STAGE FOUR—EXCEEDING EXPECTATIONS ON ARRIVAL
Stage Four is the high performing stage in a leadership teams’ development. For this I go to Hollywood and a dated and enjoyable film called Hoosiers. I recommend watching it as it follows the true story of a basketball team in Indiana that went from perennially losing, to one year with a new coach going to the state championships and winning. This was a big deal and Indiana still talks about it.
The movie delineates the stages that a team goes through. Back to Stage Four…. here we are in the last game. The crowd is going berserk as only in an Indiana high school basketball game. It is the winning point, and the coach calls them in for a time out. Their last time out…. Tension mounts.
The players are sweaty and hot. The coach tells them the play and the team gets weird. There is silence and no energy and then one of them says: “Let Jimmy take the shot”. Jimmy is this tall pasty looking kid. Then the coach gets a strange look on his face. There is a conversation between the coach and the players. The team aligns behind Jimmy who makes the shot. They win the game, and the coach gets his sweetie….so much for the spoiler alert…see the movie.

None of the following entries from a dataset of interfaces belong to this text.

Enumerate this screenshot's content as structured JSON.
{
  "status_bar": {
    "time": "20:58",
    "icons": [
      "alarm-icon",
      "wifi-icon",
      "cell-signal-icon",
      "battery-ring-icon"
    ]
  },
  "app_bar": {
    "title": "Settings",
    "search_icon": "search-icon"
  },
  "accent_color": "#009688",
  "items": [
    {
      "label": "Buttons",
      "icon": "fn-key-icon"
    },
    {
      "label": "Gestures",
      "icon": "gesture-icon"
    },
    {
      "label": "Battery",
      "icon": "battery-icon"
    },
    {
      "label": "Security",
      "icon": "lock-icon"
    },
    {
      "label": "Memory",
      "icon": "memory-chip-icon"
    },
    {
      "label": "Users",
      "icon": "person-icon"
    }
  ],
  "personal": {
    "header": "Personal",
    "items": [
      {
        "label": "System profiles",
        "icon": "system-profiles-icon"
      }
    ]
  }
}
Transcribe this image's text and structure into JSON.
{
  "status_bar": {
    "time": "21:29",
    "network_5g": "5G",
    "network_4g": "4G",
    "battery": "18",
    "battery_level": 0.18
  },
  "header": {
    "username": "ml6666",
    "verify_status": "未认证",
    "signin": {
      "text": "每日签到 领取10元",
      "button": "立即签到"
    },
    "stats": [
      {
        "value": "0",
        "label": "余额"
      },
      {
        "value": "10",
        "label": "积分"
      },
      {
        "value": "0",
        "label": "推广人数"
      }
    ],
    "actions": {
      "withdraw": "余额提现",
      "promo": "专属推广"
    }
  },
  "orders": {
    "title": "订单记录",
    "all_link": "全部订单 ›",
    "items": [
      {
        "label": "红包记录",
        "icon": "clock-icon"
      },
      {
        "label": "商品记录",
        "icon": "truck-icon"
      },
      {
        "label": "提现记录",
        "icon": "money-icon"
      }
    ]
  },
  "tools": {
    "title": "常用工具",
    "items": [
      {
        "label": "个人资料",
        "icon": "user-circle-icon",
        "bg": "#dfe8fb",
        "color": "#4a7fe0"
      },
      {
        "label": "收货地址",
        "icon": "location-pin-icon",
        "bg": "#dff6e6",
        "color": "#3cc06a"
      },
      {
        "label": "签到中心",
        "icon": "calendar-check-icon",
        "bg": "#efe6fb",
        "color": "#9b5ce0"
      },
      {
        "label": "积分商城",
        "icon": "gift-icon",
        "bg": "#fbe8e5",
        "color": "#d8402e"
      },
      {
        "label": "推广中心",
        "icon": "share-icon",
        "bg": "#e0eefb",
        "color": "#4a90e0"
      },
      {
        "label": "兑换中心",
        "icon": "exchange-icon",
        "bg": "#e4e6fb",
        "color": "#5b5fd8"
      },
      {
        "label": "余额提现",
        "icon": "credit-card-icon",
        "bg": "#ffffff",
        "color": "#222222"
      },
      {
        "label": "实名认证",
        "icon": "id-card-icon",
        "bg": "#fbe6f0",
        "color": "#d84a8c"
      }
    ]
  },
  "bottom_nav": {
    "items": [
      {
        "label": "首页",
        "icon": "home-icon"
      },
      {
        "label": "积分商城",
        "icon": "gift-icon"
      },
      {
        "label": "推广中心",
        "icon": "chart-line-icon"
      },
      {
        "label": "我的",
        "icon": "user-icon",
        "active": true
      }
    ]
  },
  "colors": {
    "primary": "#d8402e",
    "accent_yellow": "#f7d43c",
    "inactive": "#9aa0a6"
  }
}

The hallmark of this Stage Four is that the team performs beyond expectations. Members are feeling good about the standards and are meeting or exceeding them. There is real consistency in performance. There is shared leadership, and the group is not dependent on the formal leader. Leadership changes as in this example between the members who can add value and make the biggest difference. This happens easily and with grace. There is trust and open and honest communication.
So where are you and your leadership team as you emerge from the pandemic????? Are you in Stage One – excitement and norming, Stage Two – storming, Stage Three – getting behind the game or Stage Four – high performing and kicking B _ _ _?
As we emerge from the pandemic and get our feet under us, let us know what strategies you are using for developing team performance. Thank you for being our partners in helping each other. Game developing high performance leadership teams on…